Unlike a regular book club, where you lead a discussion of a book everyone has read in advance, ESL Book Clubs usually involve reading the book aloud together. Choosing a book for this type of group is especially challenging. Luckily, one of my coworkers had come up with three “Rapid Reads” titles on Hoopla for our participants to vote on at our first meeting. They ended up choosing the book Tiny House, Big Fix by Gail Anderson-Dargatz, a short novel about a single mother facing eviction from her rental house, who decides to build a tiny house of her own.
We originally intended to meet every other week to see how things went, but have since moved to weekly meetings. So far, we usually have a small group (around 6 participants), which we divide into breakout rooms so everyone has more chances to read aloud. Our participants are all fairly fluent English speakers, who can follow the basic plot of the book without difficulty, but we stop after each page to discuss any questions about vocabulary or idioms. It’s often challenging to explain words and phrases on the spot, but I love these discussions, because they really bring home the craziness of the English language. In our first meeting, there were a number of questions about contractions, like I’d and we’d, and I ended up explaining that the words I’ll, isle, and aisle all mean completely different things, even though they sound exactly the same.

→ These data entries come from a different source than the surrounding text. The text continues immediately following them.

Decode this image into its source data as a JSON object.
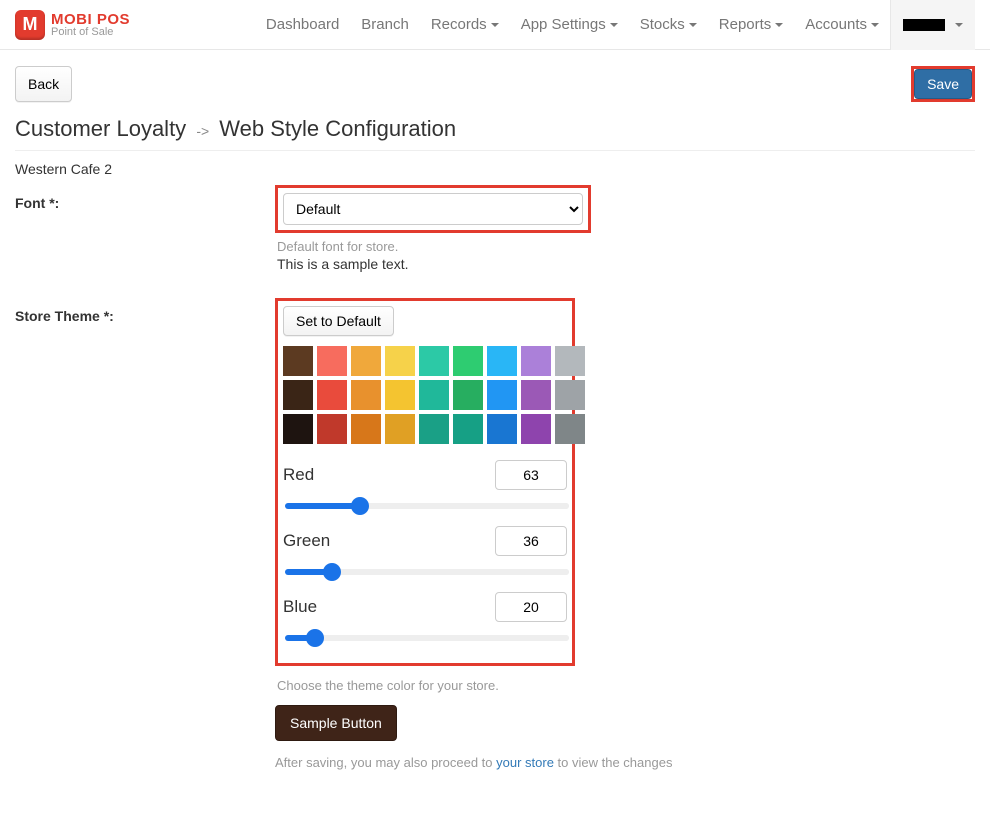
{
  "brand": {
    "title": "MOBI POS",
    "subtitle": "Point of Sale",
    "logo_letter": "M"
  },
  "nav": {
    "dashboard": "Dashboard",
    "branch": "Branch",
    "records": "Records",
    "app_settings": "App Settings",
    "stocks": "Stocks",
    "reports": "Reports",
    "accounts": "Accounts"
  },
  "toolbar": {
    "back": "Back",
    "save": "Save"
  },
  "title": {
    "section": "Customer Loyalty",
    "page": "Web Style Configuration"
  },
  "branch_name": "Western Cafe 2",
  "font": {
    "label": "Font *:",
    "selected": "Default",
    "helper": "Default font for store.",
    "sample": "This is a sample text."
  },
  "theme": {
    "label": "Store Theme *:",
    "reset": "Set to Default",
    "swatches": [
      [
        "#5c3a21",
        "#f76c5e",
        "#f0a83b",
        "#f6d24a",
        "#2cc9a6",
        "#2ecc71",
        "#29b6f6",
        "#ab80d9",
        "#b3b8bc"
      ],
      [
        "#3a2516",
        "#e94b3c",
        "#e8912d",
        "#f4c430",
        "#20b89a",
        "#27ae60",
        "#2196f3",
        "#9b59b6",
        "#9ea3a7"
      ],
      [
        "#1e1410",
        "#c0392b",
        "#d7771a",
        "#e0a024",
        "#1aa086",
        "#16a085",
        "#1976d2",
        "#8e44ad",
        "#7f8688"
      ]
    ],
    "red": {
      "label": "Red",
      "value": 63
    },
    "green": {
      "label": "Green",
      "value": 36
    },
    "blue": {
      "label": "Blue",
      "value": 20
    },
    "helper": "Choose the theme color for your store.",
    "sample_button": "Sample Button",
    "proceed_prefix": "After saving, you may also proceed to ",
    "proceed_link": "your store",
    "proceed_suffix": " to view the changes"
  }
}
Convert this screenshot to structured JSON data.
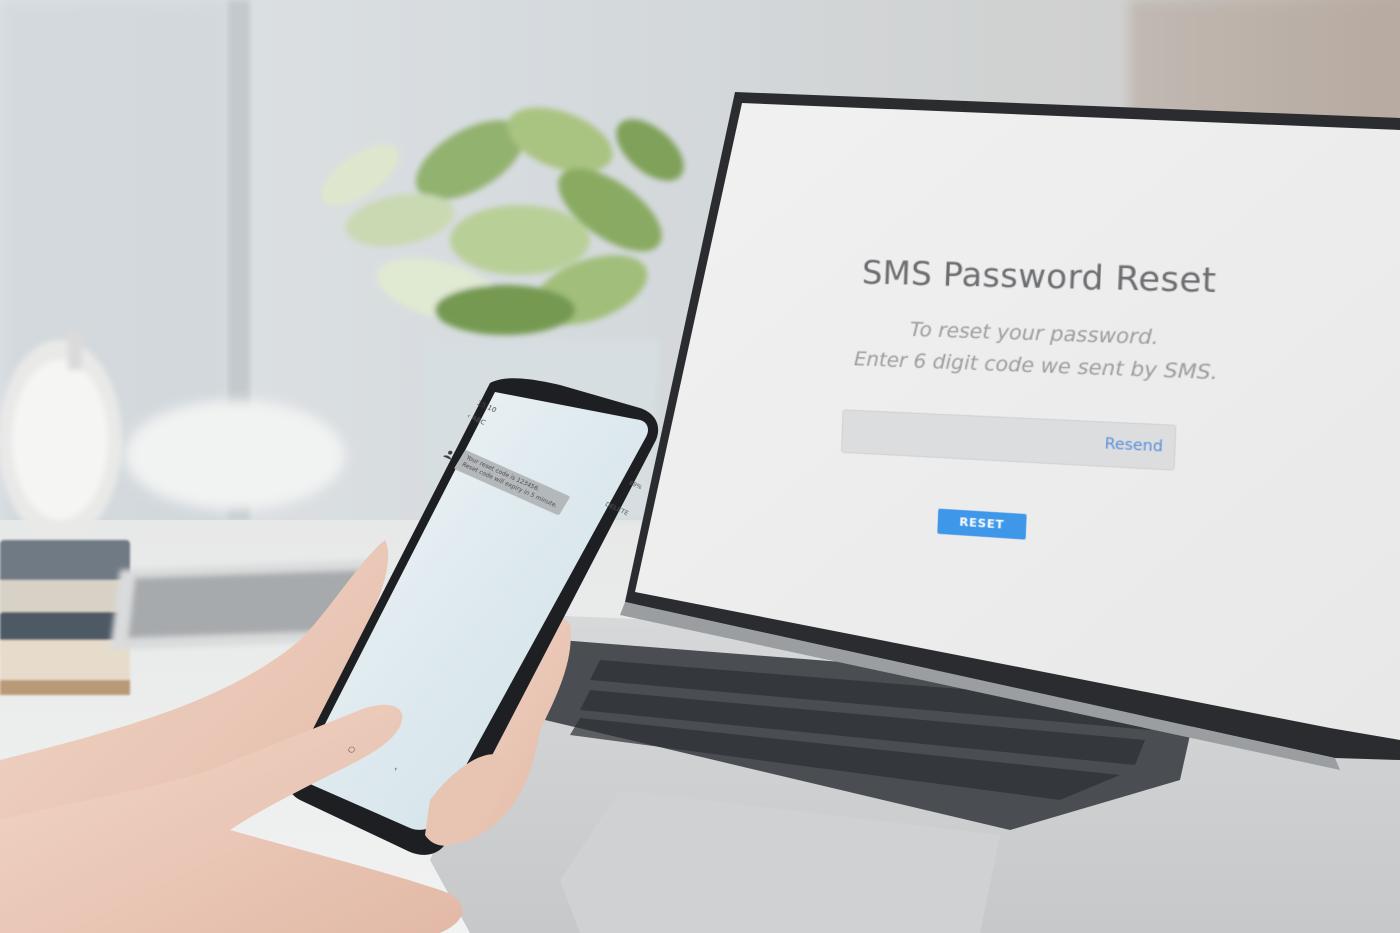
{
  "laptop_screen": {
    "title": "SMS Password Reset",
    "subtitle_line1": "To reset your password.",
    "subtitle_line2": "Enter 6 digit code we sent by SMS.",
    "resend_label": "Resend",
    "reset_button_label": "RESET",
    "accent_color": "#3f97ea"
  },
  "phone_screen": {
    "time": "15:10",
    "status": "89%",
    "back_label": "ABC",
    "delete_label": "DELETE",
    "message_line1": "Your reset code is 123456.",
    "message_line2": "Reset code will expiry in 5 minute."
  }
}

As with the kids’ book club, we have been using books available on Hoopla, which are easy to share on the screen during the meetings. Hoopla also allows you to adjust the size and style of the font, which makes it great for older readers, and also to click on individual words to see the definition.
After we finished the first book (Tiny House, Big Fix), I was hard-pressed to find something that would work as well for our group. I looked through lots of collections of short stories and essays, but the writing was usually too challenging. I did suggest the book War Dances by Sherman Alexie, a collection of short stories and poems, along with the children’s novel in verse, Inside Out and Back Again by Thannha Lai, and a Rapid Reads mystery called The Spider Bites by Medora Style. In the end though, the group voted to read another book by Gail Anderson-Dargatz called No Return Address, which one of the members raved about. We also had a member request that we read news articles, so I’m hoping to figure out a way to incorporate those into our meetings as well.
I actually wrote to Gail Dargatz-Anderson to let her know how much my group is enjoying her books. I told her that her novels were the perfect blend of a relatable story with a clear, readable text, and just enough common colloquialisms and modern lingo to challenge our participants and help them pick up new conversational phrases. She was grateful for the feedback, especially because books like Tiny House, Big Fix are part of a recent initiative in Canada to provide books for adult literacy learners that look and read like commercial bestsellers. She said they are a challenge to write, and I can see why!
Anyway, although I was nervous about taking on the responsibility of running the ESL Book Club, it’s one of my new favorite parts of my job. I am so impressed by the participants, who are already so much more fluent in English than I will ever be in another language, and who are brave enough to jump in and read aloud with strangers once a week, asking questions about the words they don’t know. It’s been humbling and inspiring, and I’ve learned a lot.
If you have any questions about running an ESL Book Club, or any tips or experiences you would like to share, I would love to read about them in the comments.